« Reply #15 on: March 12, 2017, 10:15:59 AM »
Perhaps I'm going slightly off-topic here, but I can see positives as well as negatives regarding streaming - from an artist's point of view.

I take Jana's view that it is here to stay, whether we like it or not. On the positive side, I'm all for as many people as possible being able to listen to my material and it does all that once you've signed up to them (via CD Baby etc.). On the negative side though, Spotify (in particular) takes a very large slice of the pie. Saying that, they are increasing their royalty payments significantly and recently, I've been getting more royalties from them than from Apple Music.

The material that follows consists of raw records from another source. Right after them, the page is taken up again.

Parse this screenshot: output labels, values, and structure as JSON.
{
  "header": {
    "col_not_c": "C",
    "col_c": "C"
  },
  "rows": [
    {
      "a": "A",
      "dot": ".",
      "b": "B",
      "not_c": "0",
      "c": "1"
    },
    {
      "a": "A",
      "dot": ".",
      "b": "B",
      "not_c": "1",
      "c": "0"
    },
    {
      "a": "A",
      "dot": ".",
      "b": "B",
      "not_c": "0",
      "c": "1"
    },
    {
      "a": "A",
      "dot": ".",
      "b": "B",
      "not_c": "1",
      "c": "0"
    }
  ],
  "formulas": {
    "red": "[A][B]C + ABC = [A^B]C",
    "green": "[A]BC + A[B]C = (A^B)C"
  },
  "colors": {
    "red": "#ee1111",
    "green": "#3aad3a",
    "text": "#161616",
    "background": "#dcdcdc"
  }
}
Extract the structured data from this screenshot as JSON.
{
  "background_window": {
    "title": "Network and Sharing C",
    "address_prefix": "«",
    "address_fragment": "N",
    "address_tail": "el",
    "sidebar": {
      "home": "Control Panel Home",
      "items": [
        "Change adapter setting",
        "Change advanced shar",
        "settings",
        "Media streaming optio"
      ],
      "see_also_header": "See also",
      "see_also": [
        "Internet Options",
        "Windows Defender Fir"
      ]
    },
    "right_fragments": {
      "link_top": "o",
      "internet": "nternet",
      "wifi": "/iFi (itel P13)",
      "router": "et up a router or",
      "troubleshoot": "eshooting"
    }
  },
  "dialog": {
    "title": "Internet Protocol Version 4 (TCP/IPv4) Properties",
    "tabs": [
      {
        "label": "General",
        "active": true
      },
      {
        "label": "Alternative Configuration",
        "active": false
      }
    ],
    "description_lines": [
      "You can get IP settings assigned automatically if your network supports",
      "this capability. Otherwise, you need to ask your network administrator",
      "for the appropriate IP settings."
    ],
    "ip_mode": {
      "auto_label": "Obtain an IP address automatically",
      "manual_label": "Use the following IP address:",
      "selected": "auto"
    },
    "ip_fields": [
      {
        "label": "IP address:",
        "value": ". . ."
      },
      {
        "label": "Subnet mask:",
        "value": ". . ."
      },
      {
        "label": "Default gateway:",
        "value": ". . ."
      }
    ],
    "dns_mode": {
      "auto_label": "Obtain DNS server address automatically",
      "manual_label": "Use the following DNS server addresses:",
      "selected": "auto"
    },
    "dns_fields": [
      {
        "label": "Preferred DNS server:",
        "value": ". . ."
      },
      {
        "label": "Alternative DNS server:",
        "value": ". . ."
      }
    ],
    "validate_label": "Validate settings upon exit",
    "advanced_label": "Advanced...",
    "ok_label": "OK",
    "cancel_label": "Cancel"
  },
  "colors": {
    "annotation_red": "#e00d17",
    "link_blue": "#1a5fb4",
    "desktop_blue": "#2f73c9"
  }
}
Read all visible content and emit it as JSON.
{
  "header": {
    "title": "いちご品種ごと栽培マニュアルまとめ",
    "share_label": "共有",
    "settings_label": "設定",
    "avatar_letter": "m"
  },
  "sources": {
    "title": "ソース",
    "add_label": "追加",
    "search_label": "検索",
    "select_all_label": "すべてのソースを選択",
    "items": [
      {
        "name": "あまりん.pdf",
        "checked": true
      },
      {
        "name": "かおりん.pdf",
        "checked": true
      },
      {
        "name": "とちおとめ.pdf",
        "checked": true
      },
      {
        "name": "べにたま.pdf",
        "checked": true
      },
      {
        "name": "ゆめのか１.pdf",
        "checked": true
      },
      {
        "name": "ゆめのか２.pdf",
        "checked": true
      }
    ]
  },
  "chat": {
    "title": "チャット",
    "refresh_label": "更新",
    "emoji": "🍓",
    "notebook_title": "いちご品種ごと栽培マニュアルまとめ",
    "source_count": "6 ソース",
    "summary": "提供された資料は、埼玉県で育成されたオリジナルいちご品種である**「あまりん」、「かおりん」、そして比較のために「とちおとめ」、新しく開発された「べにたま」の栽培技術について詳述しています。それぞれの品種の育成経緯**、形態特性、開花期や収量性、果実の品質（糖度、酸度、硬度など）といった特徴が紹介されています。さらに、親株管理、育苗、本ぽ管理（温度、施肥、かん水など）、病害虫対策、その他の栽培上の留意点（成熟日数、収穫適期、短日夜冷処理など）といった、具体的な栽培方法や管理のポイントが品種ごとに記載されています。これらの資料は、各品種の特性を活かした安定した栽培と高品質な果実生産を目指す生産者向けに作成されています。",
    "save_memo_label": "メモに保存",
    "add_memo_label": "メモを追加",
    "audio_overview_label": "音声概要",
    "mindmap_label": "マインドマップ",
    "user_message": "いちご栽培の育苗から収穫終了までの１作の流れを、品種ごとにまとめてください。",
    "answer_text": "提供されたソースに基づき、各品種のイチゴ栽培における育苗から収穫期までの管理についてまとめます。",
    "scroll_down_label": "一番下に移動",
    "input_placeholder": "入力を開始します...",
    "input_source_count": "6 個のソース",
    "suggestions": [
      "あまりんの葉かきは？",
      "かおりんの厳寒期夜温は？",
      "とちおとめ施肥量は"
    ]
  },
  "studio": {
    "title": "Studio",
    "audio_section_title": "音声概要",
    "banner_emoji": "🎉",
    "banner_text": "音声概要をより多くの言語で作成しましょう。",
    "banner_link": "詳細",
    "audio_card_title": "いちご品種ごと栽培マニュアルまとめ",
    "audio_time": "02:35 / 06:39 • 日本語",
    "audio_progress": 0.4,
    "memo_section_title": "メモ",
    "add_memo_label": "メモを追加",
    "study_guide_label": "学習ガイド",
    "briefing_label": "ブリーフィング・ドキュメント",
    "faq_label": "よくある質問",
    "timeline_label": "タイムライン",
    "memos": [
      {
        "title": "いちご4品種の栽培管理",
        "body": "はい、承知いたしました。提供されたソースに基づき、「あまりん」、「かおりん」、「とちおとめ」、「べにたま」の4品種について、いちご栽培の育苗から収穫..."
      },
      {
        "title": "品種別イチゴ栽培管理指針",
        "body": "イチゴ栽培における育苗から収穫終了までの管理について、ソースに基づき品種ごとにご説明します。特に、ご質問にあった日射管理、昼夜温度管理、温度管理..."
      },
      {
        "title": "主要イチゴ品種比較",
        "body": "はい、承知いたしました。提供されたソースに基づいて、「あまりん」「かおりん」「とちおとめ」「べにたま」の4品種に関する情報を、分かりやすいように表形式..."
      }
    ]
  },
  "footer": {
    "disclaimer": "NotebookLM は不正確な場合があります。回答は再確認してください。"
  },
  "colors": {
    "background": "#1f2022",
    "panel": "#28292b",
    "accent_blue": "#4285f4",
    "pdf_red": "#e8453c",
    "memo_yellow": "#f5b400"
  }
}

It appears bigger bands are suffering, in that people are streaming rather than buying CDs / downloads, but (perhaps) for more independent artists who never sold huge amounts of their material may do better out of it all and get more people to listen to their work (?)